== Material for this exercise
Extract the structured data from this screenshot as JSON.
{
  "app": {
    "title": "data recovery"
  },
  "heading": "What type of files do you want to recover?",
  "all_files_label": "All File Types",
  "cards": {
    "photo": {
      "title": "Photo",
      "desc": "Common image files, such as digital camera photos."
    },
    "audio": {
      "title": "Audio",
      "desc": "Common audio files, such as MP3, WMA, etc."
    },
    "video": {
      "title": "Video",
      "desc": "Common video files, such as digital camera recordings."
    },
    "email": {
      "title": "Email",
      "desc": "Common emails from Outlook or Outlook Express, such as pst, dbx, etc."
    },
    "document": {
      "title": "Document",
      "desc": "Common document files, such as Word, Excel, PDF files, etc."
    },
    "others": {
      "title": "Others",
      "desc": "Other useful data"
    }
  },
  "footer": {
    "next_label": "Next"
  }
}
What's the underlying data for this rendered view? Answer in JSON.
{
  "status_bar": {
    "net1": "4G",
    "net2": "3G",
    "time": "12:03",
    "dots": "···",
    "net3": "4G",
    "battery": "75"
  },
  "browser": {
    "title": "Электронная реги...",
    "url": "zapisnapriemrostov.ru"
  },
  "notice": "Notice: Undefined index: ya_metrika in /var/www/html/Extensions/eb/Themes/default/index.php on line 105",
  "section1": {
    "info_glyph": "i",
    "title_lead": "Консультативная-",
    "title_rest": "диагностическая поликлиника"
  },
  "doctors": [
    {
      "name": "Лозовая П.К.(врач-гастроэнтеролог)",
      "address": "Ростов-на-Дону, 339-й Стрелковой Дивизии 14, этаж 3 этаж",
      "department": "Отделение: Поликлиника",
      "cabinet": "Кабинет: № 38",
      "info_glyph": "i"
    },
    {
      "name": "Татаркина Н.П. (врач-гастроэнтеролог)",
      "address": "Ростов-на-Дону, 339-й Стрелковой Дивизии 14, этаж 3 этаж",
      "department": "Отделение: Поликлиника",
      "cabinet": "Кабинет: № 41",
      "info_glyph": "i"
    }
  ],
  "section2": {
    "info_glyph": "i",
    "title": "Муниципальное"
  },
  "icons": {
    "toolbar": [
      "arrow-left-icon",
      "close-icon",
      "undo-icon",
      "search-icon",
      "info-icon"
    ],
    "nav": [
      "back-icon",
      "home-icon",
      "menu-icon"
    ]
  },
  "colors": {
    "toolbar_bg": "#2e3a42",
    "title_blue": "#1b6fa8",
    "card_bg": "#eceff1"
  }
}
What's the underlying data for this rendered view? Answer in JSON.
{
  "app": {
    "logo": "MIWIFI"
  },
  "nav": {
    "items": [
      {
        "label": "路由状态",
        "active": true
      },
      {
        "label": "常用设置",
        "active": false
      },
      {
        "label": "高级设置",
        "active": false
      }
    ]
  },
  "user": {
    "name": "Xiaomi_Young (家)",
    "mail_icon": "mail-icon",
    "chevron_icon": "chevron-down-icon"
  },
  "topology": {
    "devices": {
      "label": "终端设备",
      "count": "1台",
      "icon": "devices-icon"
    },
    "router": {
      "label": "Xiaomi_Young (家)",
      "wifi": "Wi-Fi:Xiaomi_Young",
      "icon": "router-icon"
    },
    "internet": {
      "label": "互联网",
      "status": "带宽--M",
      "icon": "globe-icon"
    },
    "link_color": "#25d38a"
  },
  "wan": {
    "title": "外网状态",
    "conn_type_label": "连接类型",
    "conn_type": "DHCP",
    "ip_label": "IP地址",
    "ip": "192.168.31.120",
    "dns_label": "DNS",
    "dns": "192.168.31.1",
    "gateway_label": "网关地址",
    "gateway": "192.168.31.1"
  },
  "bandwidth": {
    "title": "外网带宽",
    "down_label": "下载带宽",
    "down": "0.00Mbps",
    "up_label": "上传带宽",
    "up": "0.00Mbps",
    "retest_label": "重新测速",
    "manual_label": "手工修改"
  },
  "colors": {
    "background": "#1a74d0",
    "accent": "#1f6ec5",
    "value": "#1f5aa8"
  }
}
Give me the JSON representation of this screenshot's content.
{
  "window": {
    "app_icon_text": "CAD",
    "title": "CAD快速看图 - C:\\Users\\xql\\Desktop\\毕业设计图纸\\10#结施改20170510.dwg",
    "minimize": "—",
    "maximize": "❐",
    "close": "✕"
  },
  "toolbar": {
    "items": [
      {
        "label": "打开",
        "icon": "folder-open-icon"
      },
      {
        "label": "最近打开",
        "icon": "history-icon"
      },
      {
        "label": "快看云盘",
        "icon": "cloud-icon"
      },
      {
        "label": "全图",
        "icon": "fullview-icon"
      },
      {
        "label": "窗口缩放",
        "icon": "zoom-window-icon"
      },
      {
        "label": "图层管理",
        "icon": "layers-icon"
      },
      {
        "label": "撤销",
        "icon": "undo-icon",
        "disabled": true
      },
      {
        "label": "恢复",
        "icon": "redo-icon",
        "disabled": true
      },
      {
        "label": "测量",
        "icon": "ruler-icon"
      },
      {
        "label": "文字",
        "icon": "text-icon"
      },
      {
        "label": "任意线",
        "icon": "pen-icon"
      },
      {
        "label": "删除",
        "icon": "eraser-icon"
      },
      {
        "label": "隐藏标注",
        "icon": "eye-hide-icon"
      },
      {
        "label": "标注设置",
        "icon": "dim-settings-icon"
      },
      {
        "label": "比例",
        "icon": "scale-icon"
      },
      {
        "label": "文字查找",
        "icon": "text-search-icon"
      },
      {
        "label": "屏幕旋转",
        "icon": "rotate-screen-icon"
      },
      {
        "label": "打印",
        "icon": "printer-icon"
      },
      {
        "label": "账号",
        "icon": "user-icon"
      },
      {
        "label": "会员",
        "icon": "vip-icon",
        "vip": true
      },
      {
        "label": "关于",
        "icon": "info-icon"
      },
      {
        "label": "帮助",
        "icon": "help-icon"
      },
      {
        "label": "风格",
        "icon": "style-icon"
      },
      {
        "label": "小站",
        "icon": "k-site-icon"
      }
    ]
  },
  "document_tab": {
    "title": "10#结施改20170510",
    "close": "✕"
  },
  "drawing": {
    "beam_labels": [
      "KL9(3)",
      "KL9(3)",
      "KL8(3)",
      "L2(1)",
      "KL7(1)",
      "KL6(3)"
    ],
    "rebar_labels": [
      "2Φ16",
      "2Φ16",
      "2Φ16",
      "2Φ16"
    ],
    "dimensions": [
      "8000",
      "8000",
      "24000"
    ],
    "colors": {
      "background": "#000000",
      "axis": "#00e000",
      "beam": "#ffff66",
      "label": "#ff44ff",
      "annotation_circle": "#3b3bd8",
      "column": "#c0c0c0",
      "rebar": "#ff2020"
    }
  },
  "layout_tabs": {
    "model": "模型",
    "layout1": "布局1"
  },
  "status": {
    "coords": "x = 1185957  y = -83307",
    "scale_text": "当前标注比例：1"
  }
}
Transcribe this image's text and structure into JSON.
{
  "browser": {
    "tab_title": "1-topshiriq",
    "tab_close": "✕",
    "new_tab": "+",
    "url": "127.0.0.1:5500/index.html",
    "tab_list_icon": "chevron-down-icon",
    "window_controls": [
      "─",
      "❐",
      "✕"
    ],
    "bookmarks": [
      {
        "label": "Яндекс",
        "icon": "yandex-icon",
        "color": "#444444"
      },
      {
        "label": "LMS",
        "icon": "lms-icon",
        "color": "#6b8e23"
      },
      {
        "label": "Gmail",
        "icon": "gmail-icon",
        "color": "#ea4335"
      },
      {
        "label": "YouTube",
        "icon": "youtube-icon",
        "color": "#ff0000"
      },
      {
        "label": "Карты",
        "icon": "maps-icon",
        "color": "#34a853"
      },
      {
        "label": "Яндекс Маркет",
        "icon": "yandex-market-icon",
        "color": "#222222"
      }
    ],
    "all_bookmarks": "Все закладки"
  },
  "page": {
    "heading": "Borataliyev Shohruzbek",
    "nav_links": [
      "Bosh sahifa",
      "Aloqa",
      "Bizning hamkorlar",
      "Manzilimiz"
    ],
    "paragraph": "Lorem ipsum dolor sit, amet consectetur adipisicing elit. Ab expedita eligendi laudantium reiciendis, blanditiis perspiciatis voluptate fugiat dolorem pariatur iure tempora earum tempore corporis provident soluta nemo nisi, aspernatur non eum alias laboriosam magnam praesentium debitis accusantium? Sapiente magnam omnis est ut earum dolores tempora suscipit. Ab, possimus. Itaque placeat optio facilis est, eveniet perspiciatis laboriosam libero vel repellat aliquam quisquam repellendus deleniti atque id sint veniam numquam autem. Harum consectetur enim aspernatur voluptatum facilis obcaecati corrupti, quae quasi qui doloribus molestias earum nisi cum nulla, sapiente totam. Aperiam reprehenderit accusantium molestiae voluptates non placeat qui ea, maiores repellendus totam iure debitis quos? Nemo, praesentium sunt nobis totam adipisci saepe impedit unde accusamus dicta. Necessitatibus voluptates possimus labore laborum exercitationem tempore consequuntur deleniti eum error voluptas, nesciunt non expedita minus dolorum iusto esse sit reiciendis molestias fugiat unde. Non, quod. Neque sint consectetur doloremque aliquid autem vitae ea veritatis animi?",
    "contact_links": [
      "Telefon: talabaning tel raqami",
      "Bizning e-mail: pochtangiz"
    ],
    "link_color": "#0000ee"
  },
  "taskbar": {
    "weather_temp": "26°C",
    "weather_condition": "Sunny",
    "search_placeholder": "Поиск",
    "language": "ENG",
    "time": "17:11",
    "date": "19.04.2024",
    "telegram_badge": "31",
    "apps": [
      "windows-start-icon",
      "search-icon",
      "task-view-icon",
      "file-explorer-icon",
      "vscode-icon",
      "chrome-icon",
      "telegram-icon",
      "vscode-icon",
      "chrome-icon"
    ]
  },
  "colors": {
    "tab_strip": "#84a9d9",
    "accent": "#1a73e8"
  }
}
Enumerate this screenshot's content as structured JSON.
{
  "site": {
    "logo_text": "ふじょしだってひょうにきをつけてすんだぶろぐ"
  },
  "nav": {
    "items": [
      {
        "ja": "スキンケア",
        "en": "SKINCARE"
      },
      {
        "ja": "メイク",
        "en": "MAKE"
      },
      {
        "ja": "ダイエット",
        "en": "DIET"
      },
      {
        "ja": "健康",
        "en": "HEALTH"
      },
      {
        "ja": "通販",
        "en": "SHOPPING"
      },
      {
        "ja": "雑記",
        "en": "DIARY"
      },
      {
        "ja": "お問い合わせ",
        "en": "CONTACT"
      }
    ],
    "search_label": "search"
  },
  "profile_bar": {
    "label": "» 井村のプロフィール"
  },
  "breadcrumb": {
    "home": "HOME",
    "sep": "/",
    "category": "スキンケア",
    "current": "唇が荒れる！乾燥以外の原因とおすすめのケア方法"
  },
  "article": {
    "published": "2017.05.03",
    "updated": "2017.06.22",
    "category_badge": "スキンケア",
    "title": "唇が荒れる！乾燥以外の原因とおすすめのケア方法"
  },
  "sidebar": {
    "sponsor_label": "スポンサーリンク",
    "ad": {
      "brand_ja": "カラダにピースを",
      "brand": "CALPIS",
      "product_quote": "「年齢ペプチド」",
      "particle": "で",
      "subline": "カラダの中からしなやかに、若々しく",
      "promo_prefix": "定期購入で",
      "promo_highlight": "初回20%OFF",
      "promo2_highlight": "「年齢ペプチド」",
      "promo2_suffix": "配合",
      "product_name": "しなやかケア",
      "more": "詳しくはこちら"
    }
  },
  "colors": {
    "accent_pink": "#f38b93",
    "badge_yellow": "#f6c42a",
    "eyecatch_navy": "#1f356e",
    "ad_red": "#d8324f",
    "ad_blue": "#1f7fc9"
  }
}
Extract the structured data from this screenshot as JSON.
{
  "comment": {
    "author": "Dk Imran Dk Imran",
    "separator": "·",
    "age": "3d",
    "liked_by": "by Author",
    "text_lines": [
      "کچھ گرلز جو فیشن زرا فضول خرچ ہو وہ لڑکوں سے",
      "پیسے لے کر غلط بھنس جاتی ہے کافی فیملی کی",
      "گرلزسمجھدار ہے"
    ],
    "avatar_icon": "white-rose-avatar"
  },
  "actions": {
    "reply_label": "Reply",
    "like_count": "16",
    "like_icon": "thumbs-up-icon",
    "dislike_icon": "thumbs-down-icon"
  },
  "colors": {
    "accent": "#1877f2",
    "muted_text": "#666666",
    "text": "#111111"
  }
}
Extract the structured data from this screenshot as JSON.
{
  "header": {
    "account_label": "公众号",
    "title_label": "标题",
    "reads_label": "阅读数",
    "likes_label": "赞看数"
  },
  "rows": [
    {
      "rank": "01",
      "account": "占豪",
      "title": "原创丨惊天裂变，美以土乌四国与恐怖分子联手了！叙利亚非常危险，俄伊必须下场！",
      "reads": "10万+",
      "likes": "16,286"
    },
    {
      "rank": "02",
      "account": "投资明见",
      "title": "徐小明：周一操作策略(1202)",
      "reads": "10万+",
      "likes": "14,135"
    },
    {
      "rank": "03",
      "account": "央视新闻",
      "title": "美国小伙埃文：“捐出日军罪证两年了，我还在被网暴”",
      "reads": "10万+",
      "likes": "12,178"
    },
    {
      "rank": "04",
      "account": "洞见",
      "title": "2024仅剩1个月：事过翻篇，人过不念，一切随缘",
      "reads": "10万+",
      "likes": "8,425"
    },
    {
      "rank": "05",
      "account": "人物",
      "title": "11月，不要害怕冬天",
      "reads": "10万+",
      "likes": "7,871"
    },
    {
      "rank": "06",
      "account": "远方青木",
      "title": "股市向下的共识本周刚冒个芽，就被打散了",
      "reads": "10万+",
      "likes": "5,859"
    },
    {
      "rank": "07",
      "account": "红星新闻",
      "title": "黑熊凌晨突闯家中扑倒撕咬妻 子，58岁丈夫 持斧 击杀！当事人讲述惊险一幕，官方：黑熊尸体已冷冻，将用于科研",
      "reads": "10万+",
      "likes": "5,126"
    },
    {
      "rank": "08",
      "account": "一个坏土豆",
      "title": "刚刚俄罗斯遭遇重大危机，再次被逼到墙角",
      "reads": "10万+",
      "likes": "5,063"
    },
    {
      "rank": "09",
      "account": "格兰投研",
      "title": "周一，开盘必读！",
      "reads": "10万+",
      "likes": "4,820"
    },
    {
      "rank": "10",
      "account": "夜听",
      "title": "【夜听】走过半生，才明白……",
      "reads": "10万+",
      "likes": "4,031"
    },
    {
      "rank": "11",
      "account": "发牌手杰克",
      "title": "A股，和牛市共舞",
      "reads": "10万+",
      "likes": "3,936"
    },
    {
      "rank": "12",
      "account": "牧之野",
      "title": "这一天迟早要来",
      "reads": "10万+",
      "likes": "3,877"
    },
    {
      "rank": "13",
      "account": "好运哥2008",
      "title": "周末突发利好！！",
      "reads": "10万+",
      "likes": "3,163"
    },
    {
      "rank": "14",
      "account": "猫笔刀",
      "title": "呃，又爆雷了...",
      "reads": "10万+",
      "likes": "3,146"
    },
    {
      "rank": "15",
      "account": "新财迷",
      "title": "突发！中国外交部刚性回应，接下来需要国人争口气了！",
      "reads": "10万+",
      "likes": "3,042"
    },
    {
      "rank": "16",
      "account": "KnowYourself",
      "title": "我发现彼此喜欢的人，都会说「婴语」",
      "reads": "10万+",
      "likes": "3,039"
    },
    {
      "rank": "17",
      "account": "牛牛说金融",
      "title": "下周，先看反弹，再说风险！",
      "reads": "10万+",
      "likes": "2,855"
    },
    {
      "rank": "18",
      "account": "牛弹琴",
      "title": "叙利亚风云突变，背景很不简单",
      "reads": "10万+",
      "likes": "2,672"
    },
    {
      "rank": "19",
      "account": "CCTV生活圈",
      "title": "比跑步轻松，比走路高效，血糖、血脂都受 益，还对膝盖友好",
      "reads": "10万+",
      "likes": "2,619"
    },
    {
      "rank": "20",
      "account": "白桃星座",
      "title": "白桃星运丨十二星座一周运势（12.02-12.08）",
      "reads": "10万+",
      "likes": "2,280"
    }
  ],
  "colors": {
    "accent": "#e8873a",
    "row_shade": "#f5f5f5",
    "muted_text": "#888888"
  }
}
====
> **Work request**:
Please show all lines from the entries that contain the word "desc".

> **Solution to this exercise**:
      "desc": "Common image files, such as digital camera photos."
      "desc": "Common audio files, such as MP3, WMA, etc."
      "desc": "Common video files, such as digital camera recordings."
      "desc": "Common emails from Outlook or Outlook Express, such as pst, dbx, etc."
      "desc": "Common document files, such as Word, Excel, PDF files, etc."
      "desc": "Other useful data"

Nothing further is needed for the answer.